Howard, Vaile in all-out push
for "free trade" agreement with US

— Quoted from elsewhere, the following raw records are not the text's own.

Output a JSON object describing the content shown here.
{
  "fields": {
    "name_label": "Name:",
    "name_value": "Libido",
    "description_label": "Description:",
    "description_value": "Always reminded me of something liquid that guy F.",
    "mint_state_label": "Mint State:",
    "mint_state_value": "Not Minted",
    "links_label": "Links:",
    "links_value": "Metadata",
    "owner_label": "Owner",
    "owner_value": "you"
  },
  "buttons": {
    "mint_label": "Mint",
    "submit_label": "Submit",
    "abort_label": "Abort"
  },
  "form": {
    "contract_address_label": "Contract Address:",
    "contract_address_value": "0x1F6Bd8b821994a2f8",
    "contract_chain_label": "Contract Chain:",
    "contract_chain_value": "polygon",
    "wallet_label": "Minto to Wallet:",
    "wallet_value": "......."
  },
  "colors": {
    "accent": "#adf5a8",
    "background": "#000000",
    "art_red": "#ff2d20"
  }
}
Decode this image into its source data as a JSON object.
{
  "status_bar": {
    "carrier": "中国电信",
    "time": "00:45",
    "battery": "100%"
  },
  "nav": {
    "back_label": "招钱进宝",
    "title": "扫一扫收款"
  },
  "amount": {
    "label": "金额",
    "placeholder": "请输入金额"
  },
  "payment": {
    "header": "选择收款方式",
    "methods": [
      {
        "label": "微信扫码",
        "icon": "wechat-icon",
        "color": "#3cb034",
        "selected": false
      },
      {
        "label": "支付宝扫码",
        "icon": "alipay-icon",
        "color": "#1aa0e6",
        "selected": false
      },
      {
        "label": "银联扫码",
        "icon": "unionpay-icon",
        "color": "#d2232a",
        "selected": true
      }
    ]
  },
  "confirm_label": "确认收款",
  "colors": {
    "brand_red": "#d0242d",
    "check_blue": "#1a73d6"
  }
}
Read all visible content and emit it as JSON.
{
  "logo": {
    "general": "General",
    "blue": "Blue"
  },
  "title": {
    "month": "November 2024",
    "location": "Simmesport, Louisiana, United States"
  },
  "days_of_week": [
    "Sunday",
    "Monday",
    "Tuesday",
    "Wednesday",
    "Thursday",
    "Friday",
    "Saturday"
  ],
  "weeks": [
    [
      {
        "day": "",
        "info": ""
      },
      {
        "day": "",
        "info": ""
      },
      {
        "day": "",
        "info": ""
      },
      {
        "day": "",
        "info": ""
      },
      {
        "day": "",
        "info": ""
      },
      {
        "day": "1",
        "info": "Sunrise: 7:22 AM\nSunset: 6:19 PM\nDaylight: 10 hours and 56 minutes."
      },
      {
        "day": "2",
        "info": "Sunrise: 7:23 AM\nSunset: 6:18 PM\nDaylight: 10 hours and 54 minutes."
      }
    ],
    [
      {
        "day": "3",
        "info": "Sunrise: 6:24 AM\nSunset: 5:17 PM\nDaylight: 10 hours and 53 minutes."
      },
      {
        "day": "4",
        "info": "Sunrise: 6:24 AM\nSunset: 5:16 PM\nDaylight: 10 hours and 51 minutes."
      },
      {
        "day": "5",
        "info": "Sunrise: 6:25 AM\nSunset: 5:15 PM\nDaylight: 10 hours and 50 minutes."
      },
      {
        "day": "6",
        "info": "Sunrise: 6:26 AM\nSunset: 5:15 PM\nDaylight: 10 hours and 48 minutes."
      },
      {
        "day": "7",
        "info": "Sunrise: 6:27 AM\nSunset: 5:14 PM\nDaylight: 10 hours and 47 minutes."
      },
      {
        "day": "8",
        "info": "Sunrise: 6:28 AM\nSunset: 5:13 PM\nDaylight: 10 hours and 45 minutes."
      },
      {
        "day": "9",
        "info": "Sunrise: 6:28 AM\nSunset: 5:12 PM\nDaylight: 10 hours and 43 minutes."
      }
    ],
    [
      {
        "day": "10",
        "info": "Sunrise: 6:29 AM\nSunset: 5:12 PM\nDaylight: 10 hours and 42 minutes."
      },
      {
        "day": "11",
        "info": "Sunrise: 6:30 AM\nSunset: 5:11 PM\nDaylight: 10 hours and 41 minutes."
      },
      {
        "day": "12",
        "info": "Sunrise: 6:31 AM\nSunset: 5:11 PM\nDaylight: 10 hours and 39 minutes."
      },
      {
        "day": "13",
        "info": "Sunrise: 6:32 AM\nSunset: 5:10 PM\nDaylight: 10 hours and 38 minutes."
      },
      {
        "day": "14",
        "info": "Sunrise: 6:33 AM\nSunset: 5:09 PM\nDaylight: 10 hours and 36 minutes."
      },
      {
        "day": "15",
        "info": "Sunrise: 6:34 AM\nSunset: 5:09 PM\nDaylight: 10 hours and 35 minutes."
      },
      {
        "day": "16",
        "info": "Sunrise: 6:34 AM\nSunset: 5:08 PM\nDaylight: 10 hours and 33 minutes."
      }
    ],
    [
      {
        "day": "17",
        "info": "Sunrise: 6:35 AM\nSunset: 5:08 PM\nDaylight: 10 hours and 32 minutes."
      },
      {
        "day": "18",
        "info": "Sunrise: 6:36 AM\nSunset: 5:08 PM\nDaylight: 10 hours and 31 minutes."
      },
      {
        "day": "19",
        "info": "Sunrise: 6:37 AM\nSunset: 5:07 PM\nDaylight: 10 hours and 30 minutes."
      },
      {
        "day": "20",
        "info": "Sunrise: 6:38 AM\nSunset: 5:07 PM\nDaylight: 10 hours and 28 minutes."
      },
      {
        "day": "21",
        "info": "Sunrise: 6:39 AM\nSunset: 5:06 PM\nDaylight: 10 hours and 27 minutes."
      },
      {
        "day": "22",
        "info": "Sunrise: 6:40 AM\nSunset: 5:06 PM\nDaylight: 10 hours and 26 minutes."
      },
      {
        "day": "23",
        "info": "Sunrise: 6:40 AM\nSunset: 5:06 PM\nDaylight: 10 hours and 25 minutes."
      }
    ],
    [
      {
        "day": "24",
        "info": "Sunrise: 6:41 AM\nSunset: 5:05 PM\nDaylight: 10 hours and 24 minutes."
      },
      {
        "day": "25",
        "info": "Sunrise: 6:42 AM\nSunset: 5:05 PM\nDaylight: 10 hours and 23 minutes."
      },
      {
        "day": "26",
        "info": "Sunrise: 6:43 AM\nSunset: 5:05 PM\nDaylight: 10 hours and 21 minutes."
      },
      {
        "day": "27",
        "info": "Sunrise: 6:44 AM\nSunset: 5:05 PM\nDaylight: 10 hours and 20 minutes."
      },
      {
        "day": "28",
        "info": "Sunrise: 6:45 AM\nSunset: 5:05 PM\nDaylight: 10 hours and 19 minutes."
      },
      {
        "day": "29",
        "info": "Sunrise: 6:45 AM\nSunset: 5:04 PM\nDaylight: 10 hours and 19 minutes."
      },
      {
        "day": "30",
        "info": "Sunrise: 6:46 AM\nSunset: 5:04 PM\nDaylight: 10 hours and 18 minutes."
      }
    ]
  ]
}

by Bob Briton The Howard Government is redoubling its efforts to get an Australia US Free Trade Agreement (FTA) signed, sealed and delivered as quickly as possible. Negotiations between the two governments resumed last week with Trade Minister Mark Vaile doing his best to promote a pact during his lengthy US visit. The PM and his Cabinet hope to present a secretly negotiated deal as a fait accompli to parliament and use it to steamroller the necessary legislation through both Houses. The numerous eloquent contributions to the debate over local content at the Australian Film Industry (AFI) awards landed heavy blows against the government's sell-out position. The Prime Minister responded using ambiguous language. He said that Australia would not undo longstanding policies such as the local rules on existing media. He would, however, be prepared to be "fairly flexible" about new media forms. In other words, local content rules may lapse when digital TV services take over. Howard knows there is little support for the abolition of media ownership rules, the import of genetically modified food without labelling, or for water privatisation, just to take a few examples of likely outcomes. The Government feels vulnerable over the weakness of its commitment to the highly popular Pharmaceutical Benefits Scheme - - a target of the powerful US pharmaceuticals industry. Ron Pollack, Executive Director of Families USA; a pro-regulation lobby group in the US, told the ABC that we should hold on to our wallets if the PBS is watered down as a result of negotiations. "This is going to be a slippery slope and if the drug industry gets some concessions this year, they'll come back next year for the next set of concessions." Howard chooses his words carefully. "I want to make it clear that we are not going to trade that wonderful facility away in the free-trade negotiations, we're not. The PBS in its essential character is just not on the list and is not up for grabs or not up for negotiation." [Emphasis added] The PM makes much of the need to offer concessions in return for permission for Australian agricultural produce to compete on US markets. We should take note of what happens when smaller nations negotiate "free trade" agreements with what the Howard Government delights in calling the biggest and most dynamic economy in the world. Chile signed an FTA with the US that takes effect in January. To get the US to set aside 15 barriers to trade, Chile had to drop 52. Among other impacts, cheap US wheat is set to wipe out local production. Chilean Christian Democrat Senator Jorge Lavandero now protests, "this is not free trade, this is a political imposition. We are practically giving up our sovereignty." The sacrifices made in the name of agriculture could prove worthless. NSW Greens Senator Kerry Nettle pointed out the flaw in the government's line to The Guardian in a recent interview: "Travelling in rural communities I've heard farmers say that what stops them being able to export their produce into the US are the agricultural subsidies that the US Government pays to its farmers. Agricultural subsidies cannot be on the table in a bilateral trade negotiation. They can only be negotiated on in multi-lateral negotiations." The US is in no mood for such multi-lateral talks and has already rejected requests for an end to the subsidies in its negotiations for an FTA with Brazil. This did not stop the US demanding changes affecting investment, intellectual property rights, government procurement guidelines and other aspects of Brazil's independence. The movement opposed to the changes being floated to local media content, the PBS, our quarantine regulations and a host of other vital safeguards must keep up their resistance to the FTA threat to our national sovereignty. We must not let the government trade significant gains made by the people over decades in a few weeks of this final round of "free trade" negotiations. Write now to PM Howard, Mark Vaile and your Senators calling for a halt to negotiations and the public release of Australia's and the US's negotiating stances.